This is the final part of a discussion on Church Planting. Go here for part 1
It’s Church, Jim, but not as we know it
So said John Wesley who had traveled three hundred years into the future with his close friend, Jim, and walked into the nearest church.
Last time I wrote celebrating the historicity of the Church. The beauty of longevity and commitment. The steadfast love of God revealed over the years. The many saints who have shaped the Church and have demonstrated something of Christ to their generations. Those who have preserved the faith and kept the great treasure safe for us to enjoy today.
I want to join into that great company, that everlasting crowd of witnesses. I want to listen to them and honour them as my spiritual forefathers, and to allow them to shape the Church today through their hard work and wisdom.
As G.K. Chesterton said,
Tradition means giving votes to the most obscure of all classes, our ancestors. It is the democracy of the dead. Tradition refuses to submit to the small and arrogant oligarchy of those who merely happen to be walking about.
Because, of course, I do not believe anything new and I have no fresh revelation or initiative that has not at one time or another been explored in far greater depth in the long history of the Church.
The only man with something new was the God Man, Jesus.
His ministry and teaching was a radical departure from his Jewish contemporaries. Differing even from the ministry of his own close relative! Jesus’ cousin, John, would live in the wilderness crying out for the nation of Israel to repent and prepare the way of the Lord (John 1:15).
Jesus, however, went about Judah eating and drinking and living with the sinners of his time. He was criticised for encouraging a party lifestyle (Luke 5:33) but Jesus was insistent, that since this was a time of favour and blessing, the people ought to celebrate! (Luke 5:34).
He reminds them that one does not put new cloth on old clothes, since upon washing it will shrink and tear the clothes. Nor does one put new wine into old wineskins, since then the wineskin would split.
These stories primarily illustrate the difference between the Jewish traditions and Christ’s announcement that he was the way, the truth and the life.
Yet they illuminate our present situation.
Because Christ was not just a historical figure.
For the Christian, Jesus is always a contemporary, always making his demands upon the world afresh. And so we hear his declaration of the radical departure from the old and into the new. “Prepare new wineskins” we hear him say, “For new wine is being poured from heaven!”.
This seems to be one of the key foundations of Church Planting.
Weaving new garments.
Stitching new wineskins.
Not because those who do so are so presumptuous that they believe these things will endure eternally, but because room must be made for the fresh/ancient demands of Jesus upon contemporary culture.
A casual glance through the history books might show us that the wineskins cracked up generations ago. Nobody noticed, since the culture still declared itself Christian. Now that this paradigm has shifted, the inadequacies of some of the Church’s habits become inescapable.
Does this mean we ought to respectfully disregard the voice of tradition?

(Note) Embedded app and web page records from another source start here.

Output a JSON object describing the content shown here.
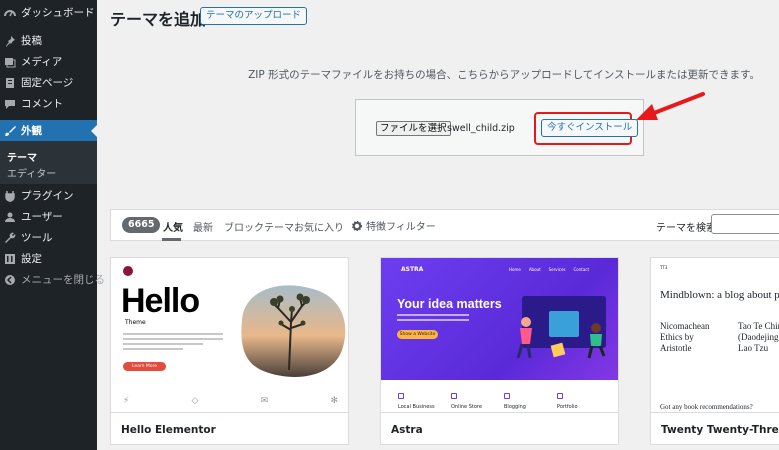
{
  "sidebar": {
    "items": [
      {
        "label": "ダッシュボード",
        "icon": "dashboard-icon"
      },
      {
        "label": "投稿",
        "icon": "pin-icon"
      },
      {
        "label": "メディア",
        "icon": "media-icon"
      },
      {
        "label": "固定ページ",
        "icon": "page-icon"
      },
      {
        "label": "コメント",
        "icon": "comment-icon"
      },
      {
        "label": "外観",
        "icon": "brush-icon",
        "active": true
      },
      {
        "label": "プラグイン",
        "icon": "plugin-icon"
      },
      {
        "label": "ユーザー",
        "icon": "user-icon"
      },
      {
        "label": "ツール",
        "icon": "wrench-icon"
      },
      {
        "label": "設定",
        "icon": "settings-icon"
      },
      {
        "label": "メニューを閉じる",
        "icon": "collapse-icon"
      }
    ],
    "submenu": [
      {
        "label": "テーマ",
        "current": true
      },
      {
        "label": "エディター",
        "current": false
      }
    ]
  },
  "header": {
    "title": "テーマを追加",
    "upload_button": "テーマのアップロード"
  },
  "upload": {
    "description": "ZIP 形式のテーマファイルをお持ちの場合、こちらからアップロードしてインストールまたは更新できます。",
    "file_button": "ファイルを選択",
    "file_name": "swell_child.zip",
    "install_button": "今すぐインストール",
    "highlight_color": "#e8191d"
  },
  "filter": {
    "count": "6665",
    "tabs": [
      "人気",
      "最新",
      "ブロックテーマ",
      "お気に入り"
    ],
    "active_tab": "人気",
    "feature_filter": "特徴フィルター",
    "search_label": "テーマを検索"
  },
  "themes": [
    {
      "name": "Hello Elementor",
      "preview": {
        "title": "Hello",
        "subtitle": "Theme",
        "cta": "Learn More"
      }
    },
    {
      "name": "Astra",
      "preview": {
        "brand": "ASTRA",
        "headline": "Your idea matters",
        "nav": [
          "Home",
          "About",
          "Services",
          "Contact"
        ],
        "button": "Show a Website",
        "features": [
          "Local Business",
          "Online Store",
          "Blogging",
          "Portfolio"
        ]
      }
    },
    {
      "name": "Twenty Twenty-Three",
      "preview": {
        "site": "TT3",
        "headline": "Mindblown: a blog about phi",
        "post1": [
          "Nicomachean",
          "Ethics by",
          "Aristotle"
        ],
        "post2": [
          "Tao Te Chin",
          "(Daodejing)",
          "Lao Tzu"
        ],
        "question": "Got any book recommendations?"
      }
    }
  ],
  "colors": {
    "accent": "#2271b1",
    "sidebar_bg": "#1d2327",
    "arrow": "#e8191d"
  }
}
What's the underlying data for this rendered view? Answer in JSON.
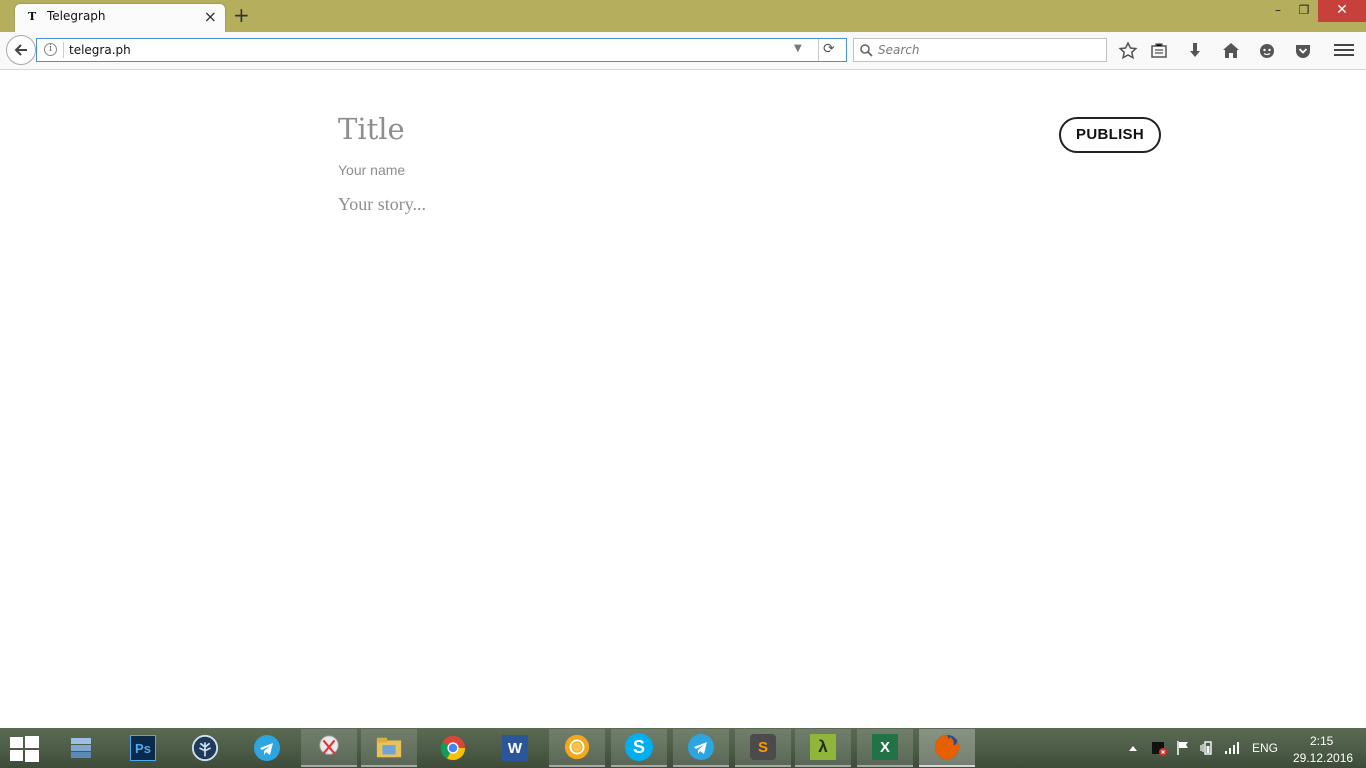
{
  "browser": {
    "tab_title": "Telegraph",
    "tab_favicon_letter": "T",
    "new_tab_label": "+",
    "close_tab_label": "×",
    "url": "telegra.ph",
    "search_placeholder": "Search",
    "toolbar_icons": [
      "star-icon",
      "reading-list-icon",
      "download-icon",
      "home-icon",
      "chat-icon",
      "pocket-icon",
      "menu-icon"
    ]
  },
  "window_controls": {
    "minimize": "–",
    "restore": "❐",
    "close": "✕"
  },
  "editor": {
    "title_placeholder": "Title",
    "author_placeholder": "Your name",
    "story_placeholder": "Your story...",
    "publish_label": "PUBLISH"
  },
  "taskbar": {
    "apps": [
      {
        "name": "database-app-icon",
        "color": "#7fa7cf"
      },
      {
        "name": "photoshop-icon",
        "label": "Ps",
        "color": "#0b2a4a"
      },
      {
        "name": "tree-app-icon",
        "color": "#1f3b5c"
      },
      {
        "name": "telegram-icon",
        "color": "#2ca5e0"
      },
      {
        "name": "snipping-tool-icon",
        "color": "#c9c9c9"
      },
      {
        "name": "file-explorer-icon",
        "color": "#e8c35a"
      },
      {
        "name": "chrome-icon",
        "color": "#db4437"
      },
      {
        "name": "word-icon",
        "label": "W",
        "color": "#2b579a"
      },
      {
        "name": "chrome-canary-icon",
        "color": "#f3a81c"
      },
      {
        "name": "skype-icon",
        "label": "S",
        "color": "#00aff0"
      },
      {
        "name": "telegram-icon-2",
        "color": "#2ca5e0"
      },
      {
        "name": "sublime-text-icon",
        "label": "S",
        "color": "#4b4b4b"
      },
      {
        "name": "lambda-app-icon",
        "label": "λ",
        "color": "#8fb63a"
      },
      {
        "name": "excel-icon",
        "label": "X",
        "color": "#217346"
      },
      {
        "name": "firefox-icon",
        "color": "#e66000"
      }
    ],
    "language": "ENG",
    "time": "2:15",
    "date": "29.12.2016"
  }
}
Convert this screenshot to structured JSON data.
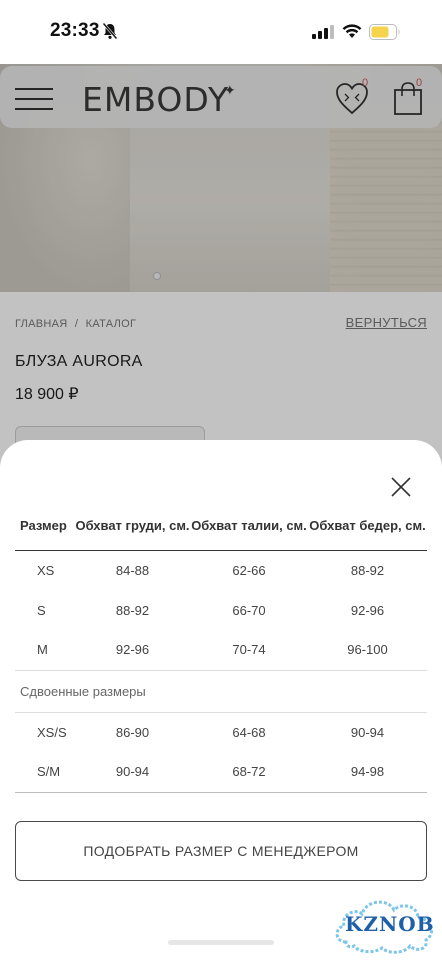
{
  "status_bar": {
    "time": "23:33"
  },
  "header": {
    "logo": "EMBODY",
    "logo_mark": "✦",
    "wishlist_count": "0",
    "cart_count": "0"
  },
  "breadcrumb": {
    "home": "ГЛАВНАЯ",
    "separator": "/",
    "catalog": "КАТАЛОГ",
    "back": "ВЕРНУТЬСЯ"
  },
  "product": {
    "title": "БЛУЗА AURORA",
    "price": "18 900 ₽"
  },
  "size_chart": {
    "headers": {
      "size": "Размер",
      "chest": "Обхват груди, см.",
      "waist": "Обхват талии, см.",
      "hips": "Обхват бедер, см."
    },
    "rows": [
      {
        "size": "XS",
        "chest": "84-88",
        "waist": "62-66",
        "hips": "88-92"
      },
      {
        "size": "S",
        "chest": "88-92",
        "waist": "66-70",
        "hips": "92-96"
      },
      {
        "size": "M",
        "chest": "92-96",
        "waist": "70-74",
        "hips": "96-100"
      }
    ],
    "double_sizes_label": "Сдвоенные размеры",
    "double_rows": [
      {
        "size": "XS/S",
        "chest": "86-90",
        "waist": "64-68",
        "hips": "90-94"
      },
      {
        "size": "S/M",
        "chest": "90-94",
        "waist": "68-72",
        "hips": "94-98"
      }
    ]
  },
  "manager_button": {
    "label": "ПОДОБРАТЬ РАЗМЕР С МЕНЕДЖЕРОМ"
  },
  "watermark": {
    "text": "KZNOB"
  },
  "colors": {
    "accent_badge": "#c65a5a",
    "battery": "#f5d34a",
    "watermark": "#1f5fa8"
  }
}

That, with all due respect, the great historic figures of the faith are to be silenced?
If the generation before us made a mistake, and forgot what it meant to be Church, and was caught up in the progressive enlightenment movement, and abandoned Christ as it’s Saviour.
Should we dismantle their work?
Or those who were so focused on sending missionaries around the world, that they forgot to evangelise their neighbourhood.
Are they sinners?
Or those who tried to interpret their faith as a ridged set of fundamentals, trying to define the faith by their own rules and understandings.
Are they graceless legalists?
How should we think of our forebears?
Paul of Tarsus, one of the many who defined the earliest Christian traditions wrote:
“By grace you have been saved through faith. And this is not your own doing; it is the gift of God,”
By grace our ancestors were saved. Through their faith. Not their works. Paul wanted this to settle rivalry between the members of his church, because this sets every Christian on level ground. Indeed, for Paul there was neither Jew nor Greek nor any other division, since Christ had united God’s children (Galatian 3:28).
Yet perhaps I might call to attention the habit of modern people to judge former people. The modern Church to judge the Historic Church. We expect our fellow believers to show grace and have mercy upon one another, and upon the world, yet all the while cursing the generations before us for leaving us with such a challenge.
They could not have predicted the radical shift away from the Christian worldview which would result in the implosion of the grand institutions of the Church we see today! They were simply trying to live out the same faith we are in a different age.
And it is their legacy of faith which becomes a treasure to us today. Though the former prestige and wealth of the Church is depleting, we can look back upon men like John Wesley who brought the Gospel to the forgotten classes. We can remember William Booth and the Salvationists who shaped social policy in such a way that countless lives have been saved. The great student missionary push of the twentieth century reminds us that youth work is nothing new, that passionate faith has power in every age and every culture to bring life and end suffering.
That wonderful history is the movement called Church. I work for an organisation that has existed for little over two years. Yet the faith they know – the Christ they love – endures from generation to generation.
“I am the Alpha and the Omega, who is and who was and who is to come, the Almighty.”